Airborne In Normandy   FAQs   Links    Homepage     Contact  Us     About Us    WWII Research 
A Review of the book Currahee!
(Written by Donald Burgett in 1967)
(Page numbers from the 2000 Dell Paperback Edition)

First read Currahee! back in 2006 or 2007 and it is was an interesting read.

Went to my notes about this book and looked into the following; Burgettís time in the Co G 541st Parachute Infantry Regiment in 1943/44 and his time in Normandy with the Co A 506th Parachute Infantry 101st Airborne Division.

The points referenced above are backed up by documentation which is always the way to go. His time in the 541st is especially interesting showing what happened during his time at Benning and the plane crash. Pvt Burgett was right on point when he said that he was very lucky to miss the fateful jump that killed the men from his barrack.

His book is a good cross section of his time in Co G 541st Parachute Infantry Regiment. The 541st was the last Regiment to go through as a Regiment.

Pvt Burgett shows up on the Morning Reports 19 October 1943 because he was injured in the jump where the Instructor made him find his own way back to the barracks (page 31). He was listed as Sick in quarters, which matches up with his jump injury.

Two days later on 22 October 1943 9 soldiers from Co A and 4 soldiers from Co H were killed when their plane went down (page 35). The next day Pvt Burgett and 29 other men from Co G are recycled to start the process over again (page 35). On 21 November 1943 he rejoins Co G after graduating from Benning.

Then on 12 January 1944 Morning Reports 70 soldiers from Co G are transferred as part of Shipment #G. H. 816-A AGF Replacement Depot and sent to Ft. George G. Meade, Maryland. This started the long trip from Mackall to England where Pvt Burgett became part of a Rifleman 2nd Squad, 2nd Platoon Co A 506th Parachute Infantry 101st Airborne Division in March of 1944.

Burgett shows up again this time in the Payroll Records for Co A 506th 31 May 1944. Then in his book he talks about 2nd Lieutenant Muir and his injury (page 96). On the Morning Report of 14 June 1944 it matches once again what he speaks of in his book.

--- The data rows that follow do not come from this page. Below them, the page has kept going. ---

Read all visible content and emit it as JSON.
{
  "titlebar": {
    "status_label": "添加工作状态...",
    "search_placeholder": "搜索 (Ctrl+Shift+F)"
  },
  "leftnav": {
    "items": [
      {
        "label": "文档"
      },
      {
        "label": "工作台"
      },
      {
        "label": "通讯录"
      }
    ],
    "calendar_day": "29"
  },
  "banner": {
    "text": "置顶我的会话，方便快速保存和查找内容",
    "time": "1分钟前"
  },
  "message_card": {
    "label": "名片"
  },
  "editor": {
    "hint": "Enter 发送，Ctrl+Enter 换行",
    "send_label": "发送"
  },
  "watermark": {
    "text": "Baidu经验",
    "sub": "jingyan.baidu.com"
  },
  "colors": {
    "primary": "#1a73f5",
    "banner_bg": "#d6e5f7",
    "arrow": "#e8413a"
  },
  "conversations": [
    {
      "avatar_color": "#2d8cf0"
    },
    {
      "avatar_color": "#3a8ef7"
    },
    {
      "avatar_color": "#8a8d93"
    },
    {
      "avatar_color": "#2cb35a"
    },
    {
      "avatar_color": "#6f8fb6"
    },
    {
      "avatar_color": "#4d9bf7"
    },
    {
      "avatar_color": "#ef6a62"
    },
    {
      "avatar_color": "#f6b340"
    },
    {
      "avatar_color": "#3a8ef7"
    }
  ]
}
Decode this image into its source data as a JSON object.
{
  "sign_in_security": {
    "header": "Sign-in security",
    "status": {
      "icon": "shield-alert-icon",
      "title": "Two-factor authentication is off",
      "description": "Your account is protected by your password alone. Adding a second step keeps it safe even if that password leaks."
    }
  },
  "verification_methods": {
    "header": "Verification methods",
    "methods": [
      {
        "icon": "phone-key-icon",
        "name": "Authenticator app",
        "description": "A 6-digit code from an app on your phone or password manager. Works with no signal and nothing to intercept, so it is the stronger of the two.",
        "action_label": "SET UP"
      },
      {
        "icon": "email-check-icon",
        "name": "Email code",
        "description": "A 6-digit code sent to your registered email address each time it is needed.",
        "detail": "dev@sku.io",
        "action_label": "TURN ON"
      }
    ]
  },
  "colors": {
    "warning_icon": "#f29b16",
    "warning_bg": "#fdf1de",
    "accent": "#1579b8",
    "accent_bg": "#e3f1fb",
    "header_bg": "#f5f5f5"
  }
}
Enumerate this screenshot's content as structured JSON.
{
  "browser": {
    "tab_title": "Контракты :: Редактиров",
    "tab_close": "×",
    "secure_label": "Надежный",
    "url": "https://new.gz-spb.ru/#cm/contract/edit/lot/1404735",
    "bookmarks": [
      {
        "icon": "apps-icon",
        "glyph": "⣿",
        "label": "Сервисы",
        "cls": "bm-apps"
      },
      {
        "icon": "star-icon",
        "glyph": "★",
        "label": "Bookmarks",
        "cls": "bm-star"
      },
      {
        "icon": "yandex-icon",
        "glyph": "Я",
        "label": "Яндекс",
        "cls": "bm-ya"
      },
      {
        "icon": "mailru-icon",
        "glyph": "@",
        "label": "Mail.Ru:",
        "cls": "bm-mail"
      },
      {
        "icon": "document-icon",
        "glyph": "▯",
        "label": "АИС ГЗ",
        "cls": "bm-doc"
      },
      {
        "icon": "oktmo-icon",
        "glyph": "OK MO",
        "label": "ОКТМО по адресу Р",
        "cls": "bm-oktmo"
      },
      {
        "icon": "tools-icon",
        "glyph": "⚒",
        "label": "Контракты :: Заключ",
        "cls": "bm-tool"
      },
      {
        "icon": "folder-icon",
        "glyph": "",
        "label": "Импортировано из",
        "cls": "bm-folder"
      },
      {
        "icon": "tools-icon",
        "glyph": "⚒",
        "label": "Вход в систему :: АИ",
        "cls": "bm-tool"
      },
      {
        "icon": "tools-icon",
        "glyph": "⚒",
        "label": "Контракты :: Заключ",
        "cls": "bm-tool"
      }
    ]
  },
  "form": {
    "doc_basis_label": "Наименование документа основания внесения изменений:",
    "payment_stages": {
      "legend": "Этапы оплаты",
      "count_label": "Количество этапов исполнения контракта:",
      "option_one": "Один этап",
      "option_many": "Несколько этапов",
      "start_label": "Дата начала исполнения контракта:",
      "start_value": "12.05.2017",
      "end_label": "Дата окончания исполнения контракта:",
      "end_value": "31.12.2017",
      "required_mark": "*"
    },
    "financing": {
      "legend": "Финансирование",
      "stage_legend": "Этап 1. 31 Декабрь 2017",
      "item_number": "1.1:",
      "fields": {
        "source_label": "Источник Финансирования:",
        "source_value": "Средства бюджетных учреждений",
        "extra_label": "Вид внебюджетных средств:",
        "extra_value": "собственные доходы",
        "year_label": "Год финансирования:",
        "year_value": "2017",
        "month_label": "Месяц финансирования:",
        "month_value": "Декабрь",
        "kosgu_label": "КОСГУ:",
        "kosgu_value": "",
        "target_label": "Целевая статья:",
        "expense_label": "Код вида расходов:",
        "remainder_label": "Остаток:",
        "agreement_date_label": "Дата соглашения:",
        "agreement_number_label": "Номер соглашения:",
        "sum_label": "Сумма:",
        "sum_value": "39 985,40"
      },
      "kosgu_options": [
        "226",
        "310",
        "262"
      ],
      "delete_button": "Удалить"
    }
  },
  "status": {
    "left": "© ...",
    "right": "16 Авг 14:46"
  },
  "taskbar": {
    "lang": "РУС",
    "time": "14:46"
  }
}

Also attached is the Medical Report showing the type of wound the 2nd Lieutenant Muir received that also matches up with both the book and the Morning Report.

Pvt Burgett himself shows up on the 7 July 1944 Morning Report as being MIA 12 June 1944. His Medical Report then follows and it once again matches up with his book. Then he shows up for the last time on the 18 July Morning Report going from Missing in Action to Returned to Duty 6 July 1944.

Other than the fact that Ambrose was used for Burgettís forward by the publisher (as Ambrose had many errors) this is a good and true read. Itís always nice to back up a book with documentation. Itís quite clear that even 22 years after his time in Co A Burgettís memory was right on target.
 

Brian N. Siddall
March 25, 2018
 

 


Contact BN Siddall @
Tel: (315) 567-4542
Airborne In Normandy Research
PO Box 3897
Ithaca, NY 14852
Send an e-mail at researcher@airborneinnormandy.com  
 
Copyright © 2002-2018 Airborne In Normandy Research - All rights reserved.
Website design by airborneinnormandy